# Exercise
Looking at the entries underneath, work out how many lines contain "function". Write only that number.

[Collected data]
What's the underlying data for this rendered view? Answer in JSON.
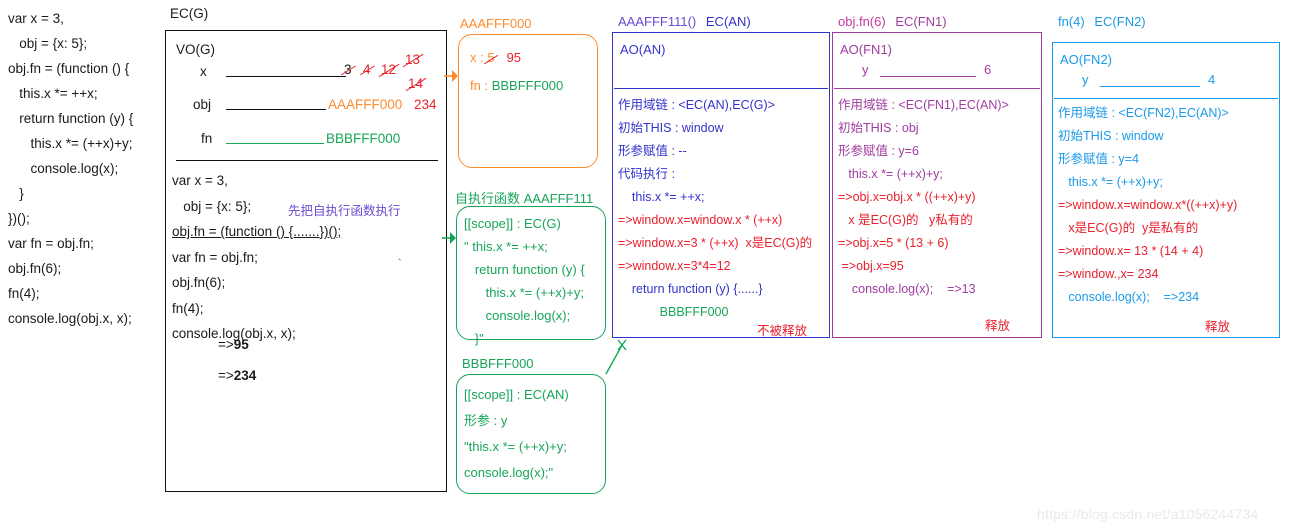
{
  "source_code": {
    "lines": [
      "var x = 3,",
      "   obj = {x: 5};",
      "obj.fn = (function () {",
      "   this.x *= ++x;",
      "   return function (y) {",
      "      this.x *= (++x)+y;",
      "      console.log(x);",
      "   }",
      "})();",
      "var fn = obj.fn;",
      "obj.fn(6);",
      "fn(4);",
      "console.log(obj.x, x);"
    ]
  },
  "ecg": {
    "label": "EC(G)",
    "vo_title": "VO(G)",
    "rows": [
      {
        "key": "x",
        "values": [
          "3",
          "4",
          "12",
          "13",
          "14"
        ]
      },
      {
        "key": "obj",
        "value": "AAAFFF000",
        "extra": "234"
      },
      {
        "key": "fn",
        "value": "BBBFFF000"
      }
    ],
    "code_lines": [
      "var x = 3,",
      "   obj = {x: 5};",
      "obj.fn = (function () {.......})();",
      "var fn = obj.fn;",
      "obj.fn(6);",
      "fn(4);",
      "console.log(obj.x, x);"
    ],
    "iife_note": "先把自执行函数执行",
    "result1_arrow": "=>",
    "result1": "95",
    "result2_arrow": "=>",
    "result2": "234"
  },
  "aaa000": {
    "label": "AAAFFF000",
    "key_x": "x : ",
    "val_x_old": "5",
    "val_x_new": "95",
    "key_fn": "fn : ",
    "val_fn": "BBBFFF000"
  },
  "aaa111": {
    "label": "自执行函数 AAAFFF111",
    "lines": [
      "[[scope]] : EC(G)",
      "\" this.x *= ++x;",
      "   return function (y) {",
      "      this.x *= (++x)+y;",
      "      console.log(x);",
      "   }\""
    ]
  },
  "bbb000": {
    "label": "BBBFFF000",
    "lines": [
      "[[scope]] : EC(AN)",
      "形参 : y",
      "\"this.x *= (++x)+y;",
      "console.log(x);\""
    ]
  },
  "an": {
    "label_call": "AAAFFF111()",
    "label_ec": "EC(AN)",
    "ao_title": "AO(AN)",
    "lines": [
      {
        "text": "作用域链 : <EC(AN),EC(G)>",
        "color": "blue"
      },
      {
        "text": "初始THIS : window",
        "color": "blue"
      },
      {
        "text": "形参赋值 : --",
        "color": "blue"
      },
      {
        "text": "代码执行 :",
        "color": "blue"
      },
      {
        "text": "    this.x *= ++x;",
        "color": "blue"
      },
      {
        "text": "=>window.x=window.x * (++x)",
        "color": "red"
      },
      {
        "text": "=>window.x=3 * (++x)  x是EC(G)的",
        "color": "red"
      },
      {
        "text": "=>window.x=3*4=12",
        "color": "red"
      },
      {
        "text": "    return function (y) {......}",
        "color": "blue"
      },
      {
        "text": "            BBBFFF000",
        "color": "green"
      }
    ],
    "not_freed": "不被释放"
  },
  "fn1": {
    "label_call": "obj.fn(6)",
    "label_ec": "EC(FN1)",
    "ao_title": "AO(FN1)",
    "param_key": "y",
    "param_val": "6",
    "lines": [
      {
        "text": "作用域链 : <EC(FN1),EC(AN)>",
        "color": "purple"
      },
      {
        "text": "初始THIS : obj",
        "color": "purple"
      },
      {
        "text": "形参赋值 : y=6",
        "color": "purple"
      },
      {
        "text": "   this.x *= (++x)+y;",
        "color": "purple"
      },
      {
        "text": "=>obj.x=obj.x * ((++x)+y)",
        "color": "red"
      },
      {
        "text": "   x 是EC(G)的   y私有的",
        "color": "red"
      },
      {
        "text": "=>obj.x=5 * (13 + 6)",
        "color": "red"
      },
      {
        "text": " =>obj.x=95",
        "color": "red"
      },
      {
        "text": "    console.log(x);    =>13",
        "color": "purple"
      }
    ],
    "console_result": "=>13",
    "freed": "释放"
  },
  "fn2": {
    "label_call": "fn(4)",
    "label_ec": "EC(FN2)",
    "ao_title": "AO(FN2)",
    "param_key": "y",
    "param_val": "4",
    "lines": [
      {
        "text": "作用域链 : <EC(FN2),EC(AN)>",
        "color": "cyan"
      },
      {
        "text": "初始THIS : window",
        "color": "cyan"
      },
      {
        "text": "形参赋值 : y=4",
        "color": "cyan"
      },
      {
        "text": "   this.x *= (++x)+y;",
        "color": "cyan"
      },
      {
        "text": "=>window.x=window.x*((++x)+y)",
        "color": "red"
      },
      {
        "text": "   x是EC(G)的  y是私有的",
        "color": "red"
      },
      {
        "text": "=>window.x= 13 * (14 + 4)",
        "color": "red"
      },
      {
        "text": "=>window.,x= 234",
        "color": "red"
      },
      {
        "text": "   console.log(x);    =>234",
        "color": "cyan"
      }
    ],
    "console_result": "=>234",
    "freed": "释放"
  },
  "watermark": "https://blog.csdn.net/a1056244734",
  "colors": {
    "red": "#e8212d",
    "orange": "#ff8a2b",
    "green": "#18a558",
    "blue": "#3333cc",
    "cyan": "#1a9ae8",
    "purple": "#a03ca0",
    "violet": "#6a4ad0"
  }
}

# Solution for this exercise
5